- Exercise goal: Sort through the material below and copy each line with "along".

*** Begin section ***

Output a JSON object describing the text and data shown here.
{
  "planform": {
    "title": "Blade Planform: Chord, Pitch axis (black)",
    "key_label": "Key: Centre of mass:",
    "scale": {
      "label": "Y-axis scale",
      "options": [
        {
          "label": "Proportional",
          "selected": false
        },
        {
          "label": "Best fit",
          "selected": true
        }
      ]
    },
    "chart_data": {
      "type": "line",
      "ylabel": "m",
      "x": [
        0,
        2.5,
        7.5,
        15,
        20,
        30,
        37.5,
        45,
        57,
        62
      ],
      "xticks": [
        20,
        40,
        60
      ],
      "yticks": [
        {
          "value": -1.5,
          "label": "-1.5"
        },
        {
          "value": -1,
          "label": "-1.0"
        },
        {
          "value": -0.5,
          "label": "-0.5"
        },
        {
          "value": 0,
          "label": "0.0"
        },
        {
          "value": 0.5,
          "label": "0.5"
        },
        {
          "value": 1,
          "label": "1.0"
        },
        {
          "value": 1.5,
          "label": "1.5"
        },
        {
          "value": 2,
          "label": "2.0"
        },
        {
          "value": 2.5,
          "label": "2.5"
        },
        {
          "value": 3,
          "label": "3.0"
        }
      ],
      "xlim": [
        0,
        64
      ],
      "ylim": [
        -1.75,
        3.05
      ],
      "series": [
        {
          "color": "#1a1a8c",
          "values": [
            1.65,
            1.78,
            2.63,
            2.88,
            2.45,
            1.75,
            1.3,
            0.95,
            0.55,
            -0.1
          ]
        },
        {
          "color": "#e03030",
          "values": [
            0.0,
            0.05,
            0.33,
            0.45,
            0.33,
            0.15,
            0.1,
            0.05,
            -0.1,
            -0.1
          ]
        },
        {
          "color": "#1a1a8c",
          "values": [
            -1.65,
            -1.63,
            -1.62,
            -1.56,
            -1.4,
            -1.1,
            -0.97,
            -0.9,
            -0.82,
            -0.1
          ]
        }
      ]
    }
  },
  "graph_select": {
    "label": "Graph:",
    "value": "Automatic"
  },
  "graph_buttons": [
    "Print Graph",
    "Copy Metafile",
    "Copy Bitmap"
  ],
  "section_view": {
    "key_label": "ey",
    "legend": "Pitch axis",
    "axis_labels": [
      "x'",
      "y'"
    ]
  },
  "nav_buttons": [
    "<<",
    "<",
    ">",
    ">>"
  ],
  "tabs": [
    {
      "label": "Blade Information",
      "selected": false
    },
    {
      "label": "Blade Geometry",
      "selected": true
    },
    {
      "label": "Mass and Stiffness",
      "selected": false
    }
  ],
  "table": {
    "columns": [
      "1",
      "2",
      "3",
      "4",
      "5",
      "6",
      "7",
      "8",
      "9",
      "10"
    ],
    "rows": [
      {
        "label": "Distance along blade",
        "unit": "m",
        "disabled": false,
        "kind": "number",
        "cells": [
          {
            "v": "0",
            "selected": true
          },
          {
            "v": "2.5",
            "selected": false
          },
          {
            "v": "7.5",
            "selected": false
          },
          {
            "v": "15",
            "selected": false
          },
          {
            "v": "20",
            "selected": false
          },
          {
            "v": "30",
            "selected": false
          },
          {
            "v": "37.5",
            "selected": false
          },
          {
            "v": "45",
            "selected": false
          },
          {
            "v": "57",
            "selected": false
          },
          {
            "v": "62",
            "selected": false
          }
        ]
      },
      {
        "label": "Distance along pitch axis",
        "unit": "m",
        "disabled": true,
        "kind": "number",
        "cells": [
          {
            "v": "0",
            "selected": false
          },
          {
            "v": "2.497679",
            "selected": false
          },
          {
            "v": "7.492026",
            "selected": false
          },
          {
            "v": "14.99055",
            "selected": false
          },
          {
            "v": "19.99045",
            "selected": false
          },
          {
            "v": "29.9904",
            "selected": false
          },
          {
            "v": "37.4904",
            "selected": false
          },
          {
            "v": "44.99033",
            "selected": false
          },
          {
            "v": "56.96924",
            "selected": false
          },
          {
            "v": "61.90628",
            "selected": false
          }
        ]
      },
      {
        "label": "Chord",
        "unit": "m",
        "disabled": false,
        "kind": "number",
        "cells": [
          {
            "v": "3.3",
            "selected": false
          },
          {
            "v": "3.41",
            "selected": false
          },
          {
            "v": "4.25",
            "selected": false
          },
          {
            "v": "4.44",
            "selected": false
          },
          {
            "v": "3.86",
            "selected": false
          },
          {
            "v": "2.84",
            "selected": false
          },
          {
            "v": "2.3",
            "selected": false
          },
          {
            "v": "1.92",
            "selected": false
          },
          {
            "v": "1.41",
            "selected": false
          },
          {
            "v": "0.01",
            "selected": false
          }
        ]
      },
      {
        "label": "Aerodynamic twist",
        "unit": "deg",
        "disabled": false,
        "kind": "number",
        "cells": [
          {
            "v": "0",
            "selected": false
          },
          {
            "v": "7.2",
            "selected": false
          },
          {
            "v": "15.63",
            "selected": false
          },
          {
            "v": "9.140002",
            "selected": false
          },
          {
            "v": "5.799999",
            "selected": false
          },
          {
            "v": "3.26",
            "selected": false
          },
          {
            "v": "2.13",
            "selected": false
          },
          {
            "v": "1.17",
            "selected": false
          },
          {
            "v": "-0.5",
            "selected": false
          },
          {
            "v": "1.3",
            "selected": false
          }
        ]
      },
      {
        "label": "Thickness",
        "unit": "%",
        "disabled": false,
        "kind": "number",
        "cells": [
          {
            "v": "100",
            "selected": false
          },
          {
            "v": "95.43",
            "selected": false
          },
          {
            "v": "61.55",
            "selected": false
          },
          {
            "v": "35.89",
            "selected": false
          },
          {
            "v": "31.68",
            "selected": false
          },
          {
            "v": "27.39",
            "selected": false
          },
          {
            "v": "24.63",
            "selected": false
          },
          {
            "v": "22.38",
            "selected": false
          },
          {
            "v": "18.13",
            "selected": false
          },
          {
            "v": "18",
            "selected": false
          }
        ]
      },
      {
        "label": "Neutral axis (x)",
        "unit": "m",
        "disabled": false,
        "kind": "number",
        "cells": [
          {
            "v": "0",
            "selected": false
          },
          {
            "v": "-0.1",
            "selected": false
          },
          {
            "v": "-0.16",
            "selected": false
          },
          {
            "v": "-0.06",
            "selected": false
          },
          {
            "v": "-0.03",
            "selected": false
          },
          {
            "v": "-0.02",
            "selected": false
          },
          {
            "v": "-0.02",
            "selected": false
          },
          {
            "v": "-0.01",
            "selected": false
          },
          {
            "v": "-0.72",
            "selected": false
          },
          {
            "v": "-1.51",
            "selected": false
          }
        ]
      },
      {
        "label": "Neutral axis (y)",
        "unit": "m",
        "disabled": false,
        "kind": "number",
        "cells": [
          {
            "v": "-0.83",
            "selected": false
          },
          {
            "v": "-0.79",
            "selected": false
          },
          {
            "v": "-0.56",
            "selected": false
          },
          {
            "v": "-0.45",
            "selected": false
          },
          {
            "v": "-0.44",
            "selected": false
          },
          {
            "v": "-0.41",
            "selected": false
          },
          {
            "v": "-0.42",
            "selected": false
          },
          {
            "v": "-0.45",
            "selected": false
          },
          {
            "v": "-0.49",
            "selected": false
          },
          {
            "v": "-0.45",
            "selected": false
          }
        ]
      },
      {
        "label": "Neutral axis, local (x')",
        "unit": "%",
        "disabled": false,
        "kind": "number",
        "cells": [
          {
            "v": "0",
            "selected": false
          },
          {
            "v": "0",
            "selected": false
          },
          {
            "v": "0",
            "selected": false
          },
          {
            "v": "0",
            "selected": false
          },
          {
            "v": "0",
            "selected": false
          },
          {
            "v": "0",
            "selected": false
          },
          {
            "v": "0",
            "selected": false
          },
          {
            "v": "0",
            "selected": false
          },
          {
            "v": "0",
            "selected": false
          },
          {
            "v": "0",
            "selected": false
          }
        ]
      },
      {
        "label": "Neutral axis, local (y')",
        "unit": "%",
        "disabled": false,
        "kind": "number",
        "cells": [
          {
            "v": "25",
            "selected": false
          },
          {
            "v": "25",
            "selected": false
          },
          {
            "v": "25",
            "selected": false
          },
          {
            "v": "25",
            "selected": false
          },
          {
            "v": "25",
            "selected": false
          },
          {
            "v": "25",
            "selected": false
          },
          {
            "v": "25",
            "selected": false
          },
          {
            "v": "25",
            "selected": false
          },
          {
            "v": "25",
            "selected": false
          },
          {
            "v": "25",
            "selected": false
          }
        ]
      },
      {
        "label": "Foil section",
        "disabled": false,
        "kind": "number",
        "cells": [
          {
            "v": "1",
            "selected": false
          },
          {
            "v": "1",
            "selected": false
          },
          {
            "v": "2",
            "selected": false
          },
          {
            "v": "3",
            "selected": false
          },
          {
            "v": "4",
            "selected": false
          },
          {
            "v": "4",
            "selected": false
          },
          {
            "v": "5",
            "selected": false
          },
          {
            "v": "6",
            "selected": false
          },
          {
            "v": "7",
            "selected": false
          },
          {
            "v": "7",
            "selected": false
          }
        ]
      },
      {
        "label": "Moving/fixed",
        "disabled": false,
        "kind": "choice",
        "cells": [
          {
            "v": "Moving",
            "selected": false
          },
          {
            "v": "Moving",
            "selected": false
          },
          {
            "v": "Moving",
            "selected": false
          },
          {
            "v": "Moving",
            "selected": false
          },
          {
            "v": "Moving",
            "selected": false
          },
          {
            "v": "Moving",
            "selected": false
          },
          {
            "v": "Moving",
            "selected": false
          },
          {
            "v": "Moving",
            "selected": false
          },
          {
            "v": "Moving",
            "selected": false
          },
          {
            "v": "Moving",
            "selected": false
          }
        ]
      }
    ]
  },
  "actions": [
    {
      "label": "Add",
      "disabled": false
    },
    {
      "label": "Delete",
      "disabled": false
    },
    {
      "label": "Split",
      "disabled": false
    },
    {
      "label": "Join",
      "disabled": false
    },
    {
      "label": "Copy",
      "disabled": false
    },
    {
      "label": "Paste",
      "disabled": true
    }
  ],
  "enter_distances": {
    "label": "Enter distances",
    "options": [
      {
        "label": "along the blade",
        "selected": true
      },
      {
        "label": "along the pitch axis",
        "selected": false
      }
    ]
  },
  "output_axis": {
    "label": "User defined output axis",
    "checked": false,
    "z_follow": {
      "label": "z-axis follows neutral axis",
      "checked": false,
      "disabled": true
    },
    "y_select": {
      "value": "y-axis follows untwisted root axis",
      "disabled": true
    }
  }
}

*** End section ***

- Exercise output:
        "label": "Distance along blade",
        "label": "Distance along pitch axis",
        "label": "along the blade",
        "label": "along the pitch axis",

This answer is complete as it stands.